# Try it
Type out all the records word for word. Any pictures are to be left out.

# Material for this exercise
──────────────────────────────
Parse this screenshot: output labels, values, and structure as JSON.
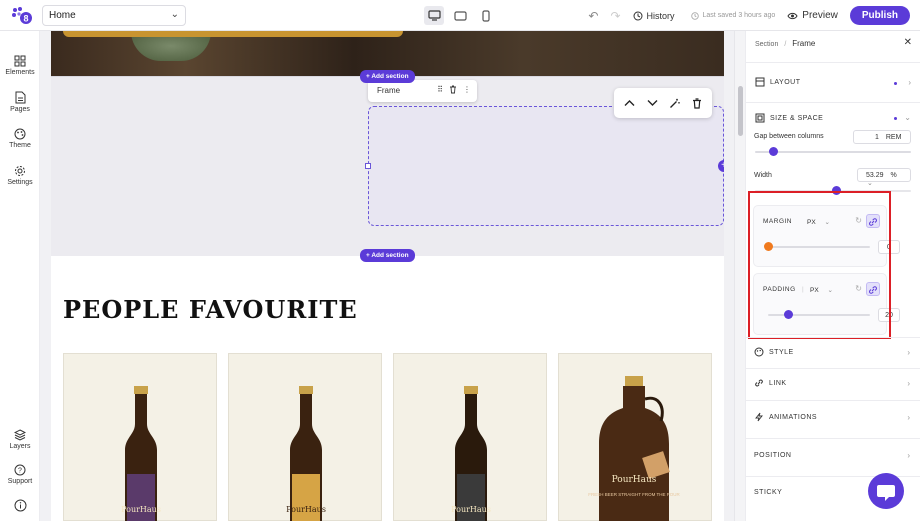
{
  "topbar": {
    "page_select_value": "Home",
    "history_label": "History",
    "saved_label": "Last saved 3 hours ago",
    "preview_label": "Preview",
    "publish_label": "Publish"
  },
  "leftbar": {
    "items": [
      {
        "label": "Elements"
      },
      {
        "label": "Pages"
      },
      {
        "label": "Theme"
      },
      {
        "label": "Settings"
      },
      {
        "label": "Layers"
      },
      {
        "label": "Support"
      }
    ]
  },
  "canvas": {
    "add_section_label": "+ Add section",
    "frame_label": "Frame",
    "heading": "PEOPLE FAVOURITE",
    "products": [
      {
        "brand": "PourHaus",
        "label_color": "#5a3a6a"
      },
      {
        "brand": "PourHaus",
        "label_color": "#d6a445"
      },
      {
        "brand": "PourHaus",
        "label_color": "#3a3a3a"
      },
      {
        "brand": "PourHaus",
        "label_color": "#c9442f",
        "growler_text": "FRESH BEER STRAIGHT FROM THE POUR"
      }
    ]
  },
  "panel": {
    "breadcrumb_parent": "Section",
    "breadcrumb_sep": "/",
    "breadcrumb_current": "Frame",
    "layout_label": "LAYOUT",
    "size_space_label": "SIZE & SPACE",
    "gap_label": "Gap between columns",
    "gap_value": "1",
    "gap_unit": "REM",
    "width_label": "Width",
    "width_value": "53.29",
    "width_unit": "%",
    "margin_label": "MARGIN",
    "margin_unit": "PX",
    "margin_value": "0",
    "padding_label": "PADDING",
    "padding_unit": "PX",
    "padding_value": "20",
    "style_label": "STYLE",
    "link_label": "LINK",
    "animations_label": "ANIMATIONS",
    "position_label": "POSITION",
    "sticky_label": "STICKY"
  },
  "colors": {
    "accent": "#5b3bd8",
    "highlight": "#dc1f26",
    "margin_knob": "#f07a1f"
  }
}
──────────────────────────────
# Exercise result
Parse this screenshot: output labels, values, and structure as JSON.
{
  "topbar": {
    "page_select_value": "Home",
    "history_label": "History",
    "saved_label": "Last saved 3 hours ago",
    "preview_label": "Preview",
    "publish_label": "Publish"
  },
  "leftbar": {
    "items": [
      {
        "label": "Elements"
      },
      {
        "label": "Pages"
      },
      {
        "label": "Theme"
      },
      {
        "label": "Settings"
      },
      {
        "label": "Layers"
      },
      {
        "label": "Support"
      }
    ]
  },
  "canvas": {
    "add_section_label": "+ Add section",
    "frame_label": "Frame",
    "heading": "PEOPLE FAVOURITE",
    "products": [
      {
        "brand": "PourHaus",
        "label_color": "#5a3a6a"
      },
      {
        "brand": "PourHaus",
        "label_color": "#d6a445"
      },
      {
        "brand": "PourHaus",
        "label_color": "#3a3a3a"
      },
      {
        "brand": "PourHaus",
        "label_color": "#c9442f",
        "growler_text": "FRESH BEER STRAIGHT FROM THE POUR"
      }
    ]
  },
  "panel": {
    "breadcrumb_parent": "Section",
    "breadcrumb_sep": "/",
    "breadcrumb_current": "Frame",
    "layout_label": "LAYOUT",
    "size_space_label": "SIZE & SPACE",
    "gap_label": "Gap between columns",
    "gap_value": "1",
    "gap_unit": "REM",
    "width_label": "Width",
    "width_value": "53.29",
    "width_unit": "%",
    "margin_label": "MARGIN",
    "margin_unit": "PX",
    "margin_value": "0",
    "padding_label": "PADDING",
    "padding_unit": "PX",
    "padding_value": "20",
    "style_label": "STYLE",
    "link_label": "LINK",
    "animations_label": "ANIMATIONS",
    "position_label": "POSITION",
    "sticky_label": "STICKY"
  },
  "colors": {
    "accent": "#5b3bd8",
    "highlight": "#dc1f26",
    "margin_knob": "#f07a1f"
  }
}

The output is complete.